The increased costs clause in a facilities agreement protects the lender from any change in the economics of the lending transaction by providing that a cost arising after the making of the loan and which would reduce the amount otherwise paid to the lender, should be payable by the borrower. To be included in the clause, the costs must arise from changes in law or regulation occurring after the date of the agreement. Once the change which brings in the increased cost is implemented, it is expected that lenders will include the increased costs when pricing the transaction. Difficulties arise where future increased costs are certain to be introduced but the actual change in law or regulation is not yet in place and the cost implications of the change cannot yet be quantified.

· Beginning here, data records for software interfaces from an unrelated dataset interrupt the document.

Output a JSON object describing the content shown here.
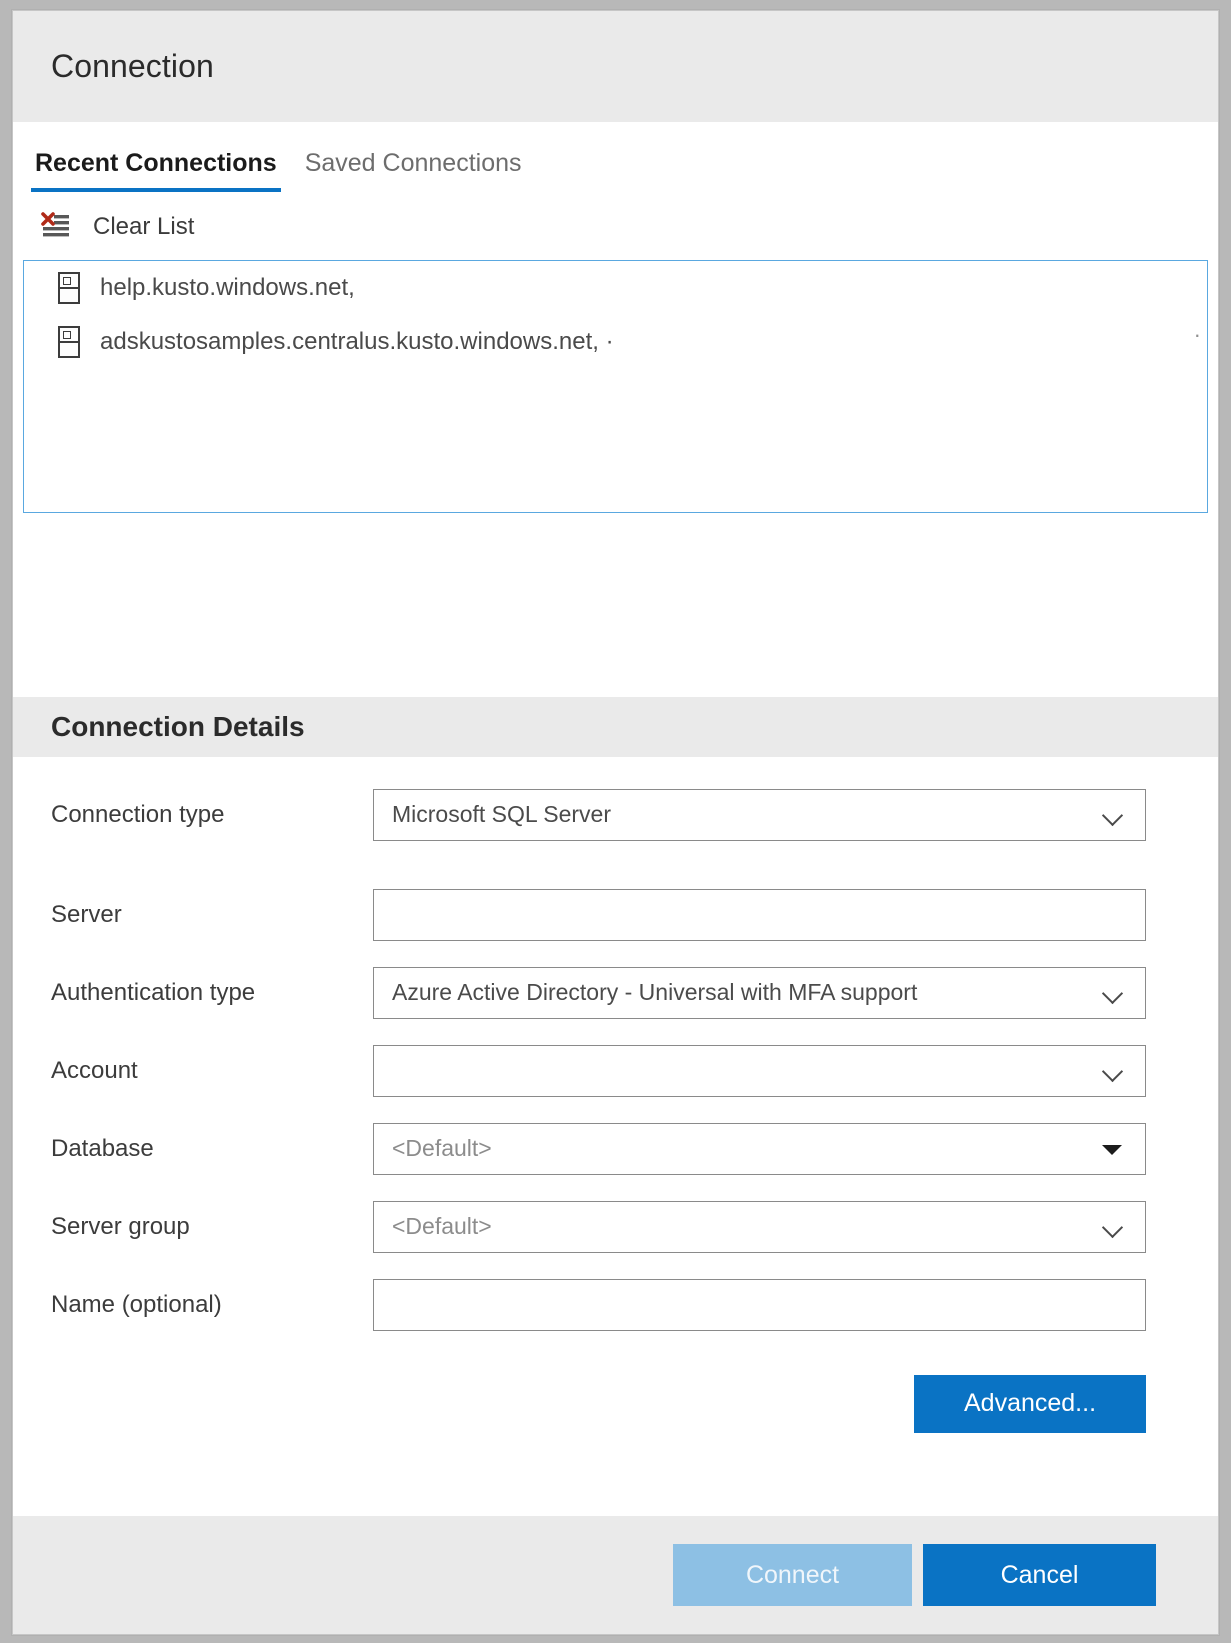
{
  "window": {
    "title": "Connection"
  },
  "tabs": [
    {
      "label": "Recent Connections",
      "active": true
    },
    {
      "label": "Saved Connections",
      "active": false
    }
  ],
  "toolbar": {
    "clear_list_label": "Clear List",
    "clear_list_icon": "clear-list-icon"
  },
  "recent_connections": {
    "items": [
      {
        "label": "help.kusto.windows.net,",
        "icon": "server-icon"
      },
      {
        "label": "adskustosamples.centralus.kusto.windows.net, ·",
        "icon": "server-icon"
      }
    ],
    "trailing_marker": "·"
  },
  "details": {
    "header": "Connection Details",
    "fields": [
      {
        "label": "Connection type",
        "value": "Microsoft SQL Server",
        "control": "dropdown",
        "icon": "chevron-down-icon",
        "is_placeholder": false
      },
      {
        "label": "Server",
        "value": "",
        "control": "text",
        "icon": "",
        "is_placeholder": false
      },
      {
        "label": "Authentication type",
        "value": "Azure Active Directory - Universal with MFA support",
        "control": "dropdown",
        "icon": "chevron-down-icon",
        "is_placeholder": false
      },
      {
        "label": "Account",
        "value": "",
        "control": "dropdown",
        "icon": "chevron-down-icon",
        "is_placeholder": false
      },
      {
        "label": "Database",
        "value": "<Default>",
        "control": "combobox",
        "icon": "triangle-down-icon",
        "is_placeholder": true
      },
      {
        "label": "Server group",
        "value": "<Default>",
        "control": "dropdown",
        "icon": "chevron-down-icon",
        "is_placeholder": true
      },
      {
        "label": "Name (optional)",
        "value": "",
        "control": "text",
        "icon": "",
        "is_placeholder": false
      }
    ],
    "advanced_label": "Advanced..."
  },
  "footer": {
    "connect_label": "Connect",
    "cancel_label": "Cancel"
  },
  "colors": {
    "accent": "#0a73c4",
    "accent_disabled": "#8dc0e4",
    "tab_underline": "#0a73c4",
    "header_bg": "#eaeaea",
    "list_border": "#5aa8e0",
    "clear_icon_red": "#b02a18"
  }
}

The raft of new regulations banks face worldwide include various provisions which will definitely increase costs when implemented, but by how much is not yet clear. Prominent among these new regulations is Basel III which will require banks to set aside more capital and inevitably result in higher lending costs, particularly for liquidity facilities. Basel III will be introduced in Europe by a European Union directive. Proposals for this legislation will be published in April 2011 but implementation on a national basis will not begin until 2013 and full implementation will only be completed in 2018.
In relation to Basel II, once the full details and implications of the likely increased costs were understood, borrowers required a clear ‘carve-out’ of the Basel II costs from the increased costs clause. The same can reasonably be expected in relation to Basel III.
The Loan Market Association (LMA) has warned that the Basel II carve out in the increased costs clause in its standard form facility agreements might inadvertently include Basel III costs (if Basel III is implemented by an amendment to the Basel II regime). The LMA has not provided any recommended drafting on the point and we understand that it does not intend to do so. As a result, some lenders are trying to include a specific reference to include Basel III in the increased costs clause. The success or failure of this move is likely to depend on the relative bargaining position of the parties.
Another future cost for banks in several European jurisdictions will be government imposed bank levies (the UK, France and Germany have confirmed plans at present). In the UK, the bank levy will probably be implemented by July 2011 and will have retrospective effect from 1 January 2011. Again, the market has not yet reached a settled treatment of bank levy costs in increased costs clauses.
In the US, uncertainty as to the cost implications of the Dodd-Frank Act are resulting in increased costs clauses which apply regardless of the date when the cost-triggering change occurs. This is a move from the more standard US position, which limits the period during which the increased costs clause can be invoked. The UK Association of Corporate Treasurers has warned its members to expect US banks operating in European markets to attempt to include similar provisions in European loan facilities.
Welcome to the first edition of our European Regulatory Update.
We aim to bring you in-depth analysis of the key legal and regulatory reforms which are likely to impact on you doing business in Europe. We focus on important capital markets, banking and finance, corporate and M&A reforms and issues.
Author: Robert Hanley, Partner
Recent changes may affect the need for non-European issuers to produce a European compliant prospectus and to comply with ongoing financial reporting obligations.
Author: Sophie Chalton
The first attempt to implement a new European 'merger by absorption' for a public takeover has failed but, in some circumstances, the new merger methods may be useful.
Author: Jonathon Wood
Accusations of protectionism has been the response to proposed changes to the Markets in Financial Instruments Directive, a key element in EU financial market integration and regulation.
Changes ahead to registration of charges in UK
UK Takeover Panel proposes to change Takeover Code
Plans to harmonise European rules on jurisdiction and judgments a threat to UK common law position.
Author: Robert Hanley